### EXERCISE DESCRIPTION
Throughout the material, count the lines with the word "content" in them, and answer with only the figure.

### RECORDS FOR THE EXERCISE

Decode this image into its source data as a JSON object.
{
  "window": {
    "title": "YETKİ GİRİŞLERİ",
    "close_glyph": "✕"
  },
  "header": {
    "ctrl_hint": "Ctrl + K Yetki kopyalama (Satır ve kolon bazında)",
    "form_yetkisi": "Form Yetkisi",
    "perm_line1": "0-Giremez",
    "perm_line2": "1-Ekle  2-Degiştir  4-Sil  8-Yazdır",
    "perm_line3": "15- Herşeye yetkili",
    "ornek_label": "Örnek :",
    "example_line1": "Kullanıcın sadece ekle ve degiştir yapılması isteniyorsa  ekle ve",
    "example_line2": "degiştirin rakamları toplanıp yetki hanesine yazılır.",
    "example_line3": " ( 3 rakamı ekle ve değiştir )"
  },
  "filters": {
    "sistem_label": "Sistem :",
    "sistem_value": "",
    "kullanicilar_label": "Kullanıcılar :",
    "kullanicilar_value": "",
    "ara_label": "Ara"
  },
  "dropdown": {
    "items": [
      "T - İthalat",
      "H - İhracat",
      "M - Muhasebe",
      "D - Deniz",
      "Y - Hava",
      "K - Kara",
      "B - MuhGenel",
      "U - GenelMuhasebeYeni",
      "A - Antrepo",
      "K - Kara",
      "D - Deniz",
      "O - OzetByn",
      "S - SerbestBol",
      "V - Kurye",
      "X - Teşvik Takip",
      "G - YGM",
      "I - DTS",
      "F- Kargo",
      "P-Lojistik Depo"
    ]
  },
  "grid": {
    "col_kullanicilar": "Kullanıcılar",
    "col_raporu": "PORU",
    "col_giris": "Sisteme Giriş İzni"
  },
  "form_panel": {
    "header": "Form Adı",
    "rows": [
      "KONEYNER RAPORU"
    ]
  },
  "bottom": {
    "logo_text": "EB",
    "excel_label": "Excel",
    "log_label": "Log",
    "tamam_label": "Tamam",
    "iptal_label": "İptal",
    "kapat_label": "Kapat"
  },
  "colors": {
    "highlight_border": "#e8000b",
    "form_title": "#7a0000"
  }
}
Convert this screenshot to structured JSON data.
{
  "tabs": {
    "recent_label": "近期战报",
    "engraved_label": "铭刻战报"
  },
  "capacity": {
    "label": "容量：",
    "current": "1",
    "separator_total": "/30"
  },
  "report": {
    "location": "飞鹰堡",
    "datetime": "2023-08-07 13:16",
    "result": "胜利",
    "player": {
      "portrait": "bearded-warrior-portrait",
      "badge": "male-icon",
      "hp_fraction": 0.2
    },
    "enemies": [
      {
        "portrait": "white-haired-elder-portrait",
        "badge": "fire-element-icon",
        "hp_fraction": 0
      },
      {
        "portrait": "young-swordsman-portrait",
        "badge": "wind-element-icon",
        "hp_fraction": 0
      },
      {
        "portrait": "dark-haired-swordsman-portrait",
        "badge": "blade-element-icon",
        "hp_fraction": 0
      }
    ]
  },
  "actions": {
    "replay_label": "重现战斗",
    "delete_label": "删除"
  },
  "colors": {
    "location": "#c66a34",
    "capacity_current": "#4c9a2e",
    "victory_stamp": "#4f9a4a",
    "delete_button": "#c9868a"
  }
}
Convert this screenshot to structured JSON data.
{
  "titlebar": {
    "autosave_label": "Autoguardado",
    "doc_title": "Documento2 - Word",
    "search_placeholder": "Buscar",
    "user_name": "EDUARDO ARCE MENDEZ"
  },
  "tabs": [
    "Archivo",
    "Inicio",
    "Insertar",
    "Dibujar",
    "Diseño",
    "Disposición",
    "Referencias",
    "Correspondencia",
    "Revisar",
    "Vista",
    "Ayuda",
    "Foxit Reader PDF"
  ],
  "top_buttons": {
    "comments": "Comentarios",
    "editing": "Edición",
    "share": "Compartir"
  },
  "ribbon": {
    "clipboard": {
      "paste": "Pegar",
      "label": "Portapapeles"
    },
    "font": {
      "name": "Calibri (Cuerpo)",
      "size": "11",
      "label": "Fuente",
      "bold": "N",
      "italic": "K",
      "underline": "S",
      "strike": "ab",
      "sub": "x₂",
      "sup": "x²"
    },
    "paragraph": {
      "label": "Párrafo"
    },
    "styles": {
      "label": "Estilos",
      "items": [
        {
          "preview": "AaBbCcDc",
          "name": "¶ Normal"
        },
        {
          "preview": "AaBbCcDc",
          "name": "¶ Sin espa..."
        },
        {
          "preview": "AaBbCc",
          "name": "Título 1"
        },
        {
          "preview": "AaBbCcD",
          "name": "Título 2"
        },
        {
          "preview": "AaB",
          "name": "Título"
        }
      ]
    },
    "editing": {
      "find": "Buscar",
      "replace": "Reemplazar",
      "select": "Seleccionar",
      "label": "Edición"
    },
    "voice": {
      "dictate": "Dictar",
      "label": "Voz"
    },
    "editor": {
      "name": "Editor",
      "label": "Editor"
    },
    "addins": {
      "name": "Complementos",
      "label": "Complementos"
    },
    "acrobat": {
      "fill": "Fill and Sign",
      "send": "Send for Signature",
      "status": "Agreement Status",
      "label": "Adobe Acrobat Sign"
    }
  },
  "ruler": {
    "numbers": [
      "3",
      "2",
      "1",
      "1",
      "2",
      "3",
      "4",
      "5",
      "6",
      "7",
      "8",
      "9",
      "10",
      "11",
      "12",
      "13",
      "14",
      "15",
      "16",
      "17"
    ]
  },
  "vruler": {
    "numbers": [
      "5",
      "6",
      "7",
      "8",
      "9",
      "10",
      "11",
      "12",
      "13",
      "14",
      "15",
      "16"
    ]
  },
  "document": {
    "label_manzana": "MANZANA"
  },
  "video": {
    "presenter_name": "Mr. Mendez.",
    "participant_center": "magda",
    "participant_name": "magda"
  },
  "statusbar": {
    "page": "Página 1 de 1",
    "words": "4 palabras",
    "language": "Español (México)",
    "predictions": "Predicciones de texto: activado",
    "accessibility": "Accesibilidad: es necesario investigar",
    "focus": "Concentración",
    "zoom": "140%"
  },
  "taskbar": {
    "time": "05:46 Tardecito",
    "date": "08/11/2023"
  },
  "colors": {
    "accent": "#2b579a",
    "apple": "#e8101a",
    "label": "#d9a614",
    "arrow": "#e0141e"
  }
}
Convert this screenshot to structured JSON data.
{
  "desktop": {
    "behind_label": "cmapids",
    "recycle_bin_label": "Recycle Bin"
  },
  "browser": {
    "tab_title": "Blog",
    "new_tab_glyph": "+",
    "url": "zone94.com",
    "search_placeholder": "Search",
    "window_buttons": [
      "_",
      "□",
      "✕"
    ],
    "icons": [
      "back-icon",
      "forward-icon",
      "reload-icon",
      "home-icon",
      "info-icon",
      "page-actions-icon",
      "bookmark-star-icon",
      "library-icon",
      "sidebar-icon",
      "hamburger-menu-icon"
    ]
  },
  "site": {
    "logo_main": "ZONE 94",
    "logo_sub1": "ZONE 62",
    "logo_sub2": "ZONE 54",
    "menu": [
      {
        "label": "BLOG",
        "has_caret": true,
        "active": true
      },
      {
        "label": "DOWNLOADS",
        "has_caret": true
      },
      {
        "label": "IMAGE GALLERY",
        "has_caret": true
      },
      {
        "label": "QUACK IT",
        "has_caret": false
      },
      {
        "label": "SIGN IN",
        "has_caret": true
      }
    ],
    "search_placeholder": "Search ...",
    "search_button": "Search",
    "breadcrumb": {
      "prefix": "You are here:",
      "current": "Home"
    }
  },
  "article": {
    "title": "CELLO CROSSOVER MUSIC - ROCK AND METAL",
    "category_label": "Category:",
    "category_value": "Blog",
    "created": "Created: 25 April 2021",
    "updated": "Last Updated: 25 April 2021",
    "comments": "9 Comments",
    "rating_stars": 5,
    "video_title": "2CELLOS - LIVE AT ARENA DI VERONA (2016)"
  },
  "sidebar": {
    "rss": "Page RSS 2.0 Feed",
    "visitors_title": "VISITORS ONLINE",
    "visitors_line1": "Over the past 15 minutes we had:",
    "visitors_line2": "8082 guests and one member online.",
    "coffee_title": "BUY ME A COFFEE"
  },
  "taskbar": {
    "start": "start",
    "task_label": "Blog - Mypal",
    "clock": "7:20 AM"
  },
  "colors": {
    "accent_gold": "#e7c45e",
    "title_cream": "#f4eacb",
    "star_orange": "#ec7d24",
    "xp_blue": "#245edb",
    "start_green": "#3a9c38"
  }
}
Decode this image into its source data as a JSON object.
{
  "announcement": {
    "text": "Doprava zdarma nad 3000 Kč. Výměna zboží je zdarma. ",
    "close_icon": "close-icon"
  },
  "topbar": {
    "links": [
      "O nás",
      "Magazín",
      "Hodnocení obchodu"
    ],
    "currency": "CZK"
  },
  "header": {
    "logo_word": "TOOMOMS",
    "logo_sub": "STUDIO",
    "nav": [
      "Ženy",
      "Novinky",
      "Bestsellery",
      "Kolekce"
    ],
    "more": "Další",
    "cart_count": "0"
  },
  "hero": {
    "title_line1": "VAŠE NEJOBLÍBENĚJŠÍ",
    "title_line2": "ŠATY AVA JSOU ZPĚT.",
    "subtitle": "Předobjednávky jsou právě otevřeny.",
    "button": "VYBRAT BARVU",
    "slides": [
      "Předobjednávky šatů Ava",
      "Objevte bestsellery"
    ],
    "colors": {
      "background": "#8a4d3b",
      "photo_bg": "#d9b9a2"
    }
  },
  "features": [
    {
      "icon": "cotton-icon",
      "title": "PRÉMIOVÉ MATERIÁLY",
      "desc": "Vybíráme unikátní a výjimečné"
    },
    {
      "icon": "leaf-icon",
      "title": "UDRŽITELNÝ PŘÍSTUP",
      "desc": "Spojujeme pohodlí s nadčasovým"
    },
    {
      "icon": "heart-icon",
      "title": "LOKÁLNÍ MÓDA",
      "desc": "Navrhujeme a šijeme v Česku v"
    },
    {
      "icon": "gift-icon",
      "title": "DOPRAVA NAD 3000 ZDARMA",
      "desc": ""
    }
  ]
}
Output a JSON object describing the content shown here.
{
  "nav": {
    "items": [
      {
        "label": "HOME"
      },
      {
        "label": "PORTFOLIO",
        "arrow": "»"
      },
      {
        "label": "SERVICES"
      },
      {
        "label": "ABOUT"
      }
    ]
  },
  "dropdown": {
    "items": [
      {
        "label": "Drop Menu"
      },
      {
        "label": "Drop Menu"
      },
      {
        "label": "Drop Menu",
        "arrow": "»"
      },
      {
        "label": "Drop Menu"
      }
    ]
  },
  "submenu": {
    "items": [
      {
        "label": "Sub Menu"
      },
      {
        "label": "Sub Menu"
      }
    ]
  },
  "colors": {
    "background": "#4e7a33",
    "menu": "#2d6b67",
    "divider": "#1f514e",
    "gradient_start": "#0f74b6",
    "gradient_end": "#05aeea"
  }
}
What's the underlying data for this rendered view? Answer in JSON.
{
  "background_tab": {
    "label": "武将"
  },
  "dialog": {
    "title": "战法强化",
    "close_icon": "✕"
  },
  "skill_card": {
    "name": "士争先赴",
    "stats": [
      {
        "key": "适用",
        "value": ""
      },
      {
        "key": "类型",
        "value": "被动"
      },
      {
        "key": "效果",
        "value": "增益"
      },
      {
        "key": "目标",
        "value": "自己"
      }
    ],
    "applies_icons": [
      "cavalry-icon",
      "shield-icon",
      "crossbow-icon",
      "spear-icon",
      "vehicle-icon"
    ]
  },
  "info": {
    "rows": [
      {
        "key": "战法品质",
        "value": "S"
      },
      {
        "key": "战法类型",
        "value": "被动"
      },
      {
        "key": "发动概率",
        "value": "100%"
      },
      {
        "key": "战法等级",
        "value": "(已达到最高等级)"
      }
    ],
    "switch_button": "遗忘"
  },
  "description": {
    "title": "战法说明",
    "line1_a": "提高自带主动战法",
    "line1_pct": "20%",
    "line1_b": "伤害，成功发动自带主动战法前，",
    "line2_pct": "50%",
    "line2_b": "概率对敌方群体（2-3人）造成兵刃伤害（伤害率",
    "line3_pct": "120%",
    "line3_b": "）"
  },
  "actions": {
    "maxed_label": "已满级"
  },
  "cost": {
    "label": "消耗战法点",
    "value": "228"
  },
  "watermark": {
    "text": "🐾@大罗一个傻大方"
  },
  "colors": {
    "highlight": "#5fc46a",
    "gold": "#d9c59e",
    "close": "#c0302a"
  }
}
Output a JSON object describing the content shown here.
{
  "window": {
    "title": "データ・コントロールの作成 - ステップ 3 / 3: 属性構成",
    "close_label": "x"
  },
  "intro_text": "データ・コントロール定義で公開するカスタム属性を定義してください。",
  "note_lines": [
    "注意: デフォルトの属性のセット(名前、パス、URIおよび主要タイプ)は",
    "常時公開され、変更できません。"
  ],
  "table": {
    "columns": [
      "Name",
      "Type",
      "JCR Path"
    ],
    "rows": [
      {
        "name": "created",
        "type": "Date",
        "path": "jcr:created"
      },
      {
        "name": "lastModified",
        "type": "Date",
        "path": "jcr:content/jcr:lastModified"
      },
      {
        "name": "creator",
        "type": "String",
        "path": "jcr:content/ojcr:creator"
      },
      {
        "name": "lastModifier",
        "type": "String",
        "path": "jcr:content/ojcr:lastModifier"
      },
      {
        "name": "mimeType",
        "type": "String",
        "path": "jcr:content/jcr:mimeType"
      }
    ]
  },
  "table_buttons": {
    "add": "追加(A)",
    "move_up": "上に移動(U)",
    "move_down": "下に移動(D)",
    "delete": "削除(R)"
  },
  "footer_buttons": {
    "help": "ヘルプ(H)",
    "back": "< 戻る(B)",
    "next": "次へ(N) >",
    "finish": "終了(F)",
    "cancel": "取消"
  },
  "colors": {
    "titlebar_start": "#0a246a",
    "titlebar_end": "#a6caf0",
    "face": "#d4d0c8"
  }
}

### WRITTEN REPLY
6